Math-Whizz® is an online math tutorial service that includes a sophisticated array of options for children in grades K through 8. You purchase a monthly subscription for each child. The program cannot be shared since it assesses and tracks each student, adjusting tutorial lessons and exercises to reflect the child’s placement and progress.
Children begin by taking an assessment that begins with questions appropriate for where a child of his or her age should be, then gradually advancing difficulty to determine actual placement on various math topics. Some children might find this a bit tedious since it asks the same type of question multiple times. You might have a child split the placement assessment into two or three sessions.
Once they complete the assessment, children begin the tutorial lessons that align with the Common Core standards for mathematics. Each lesson begins with an animated demonstration of the concept then provides practice problems. Often, there is assistance through part of the problem which is gradually removed.

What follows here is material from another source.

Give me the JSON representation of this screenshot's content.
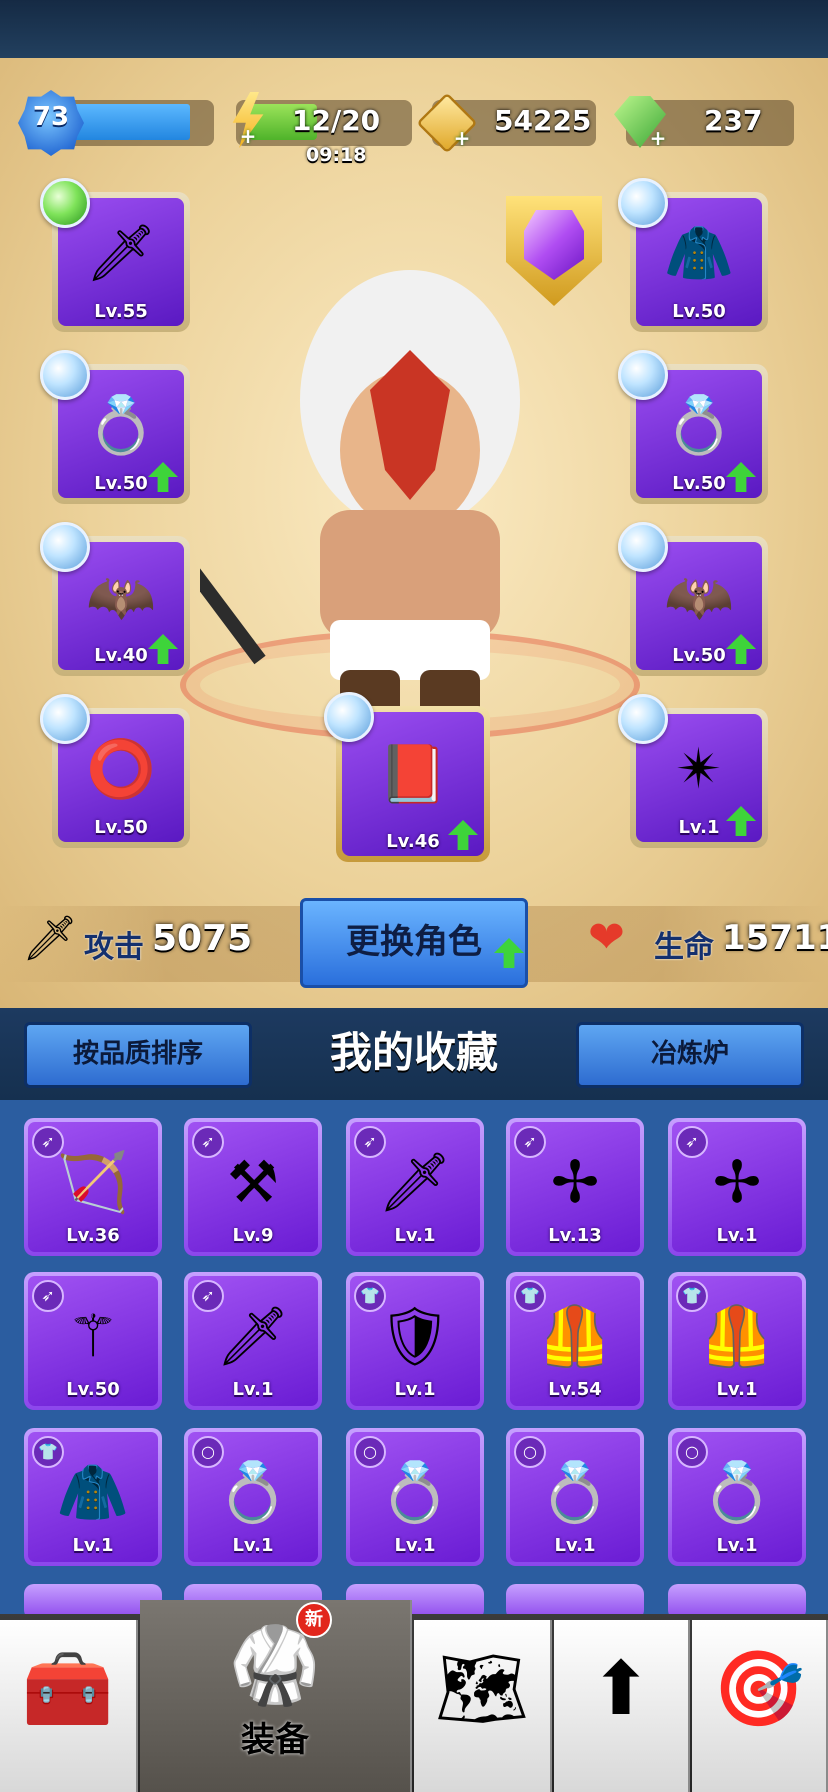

Children win points for speed and accuracy on problem solving. Points may be used to play any of a dozen of more online games. The games are just for fun and are fairly good for “free” games. Students may also use points to purchase a variety of virtual items from the virtual store. Without spending points, they can redecorate their “bedroom” area and use the tools: a calculator, protractor, ruler, geometric grid and shapes, and a pencil. (It doesn’t appear that students are able to access the tools while working through tutorial lessons, so I’m not sure that they are of much use.) Animations and sound throughout the program add some interest, although it is possible they will simply be distracting for some students. Sometimes, students can push the “OK” button and move on more quickly, forgoing some of the animation. Students can also access and review previous lessons, something parents might direct them to do from time to time.
Parents and children have separate sections in the subscription. Parents can check on progress with detailed reports, printing the reports or certificates of accomplishment.
Developed in the United Kingdom, the program occasionally uses mathematical expressions familiar to UK citizens such as referring to currency with the £ symbol and leaving spaces rather than using commas in writing larger numbers. Also, the decimal point appears above the baseline, looking like the dot we commonly use to indicate the multiplication function. Once students are alerted to these differences, it should not matter. But the site publishers tell me they are working rapidly to replace these UK distinctions for users in the U.S., so they might be gone by the time you sign on.
Math-Whizz is not designed to be your complete math program, but it should work great as a supplement. Parents whose children attend another school can also communicate student progress in Math-Whizz directly to the teacher if they wish.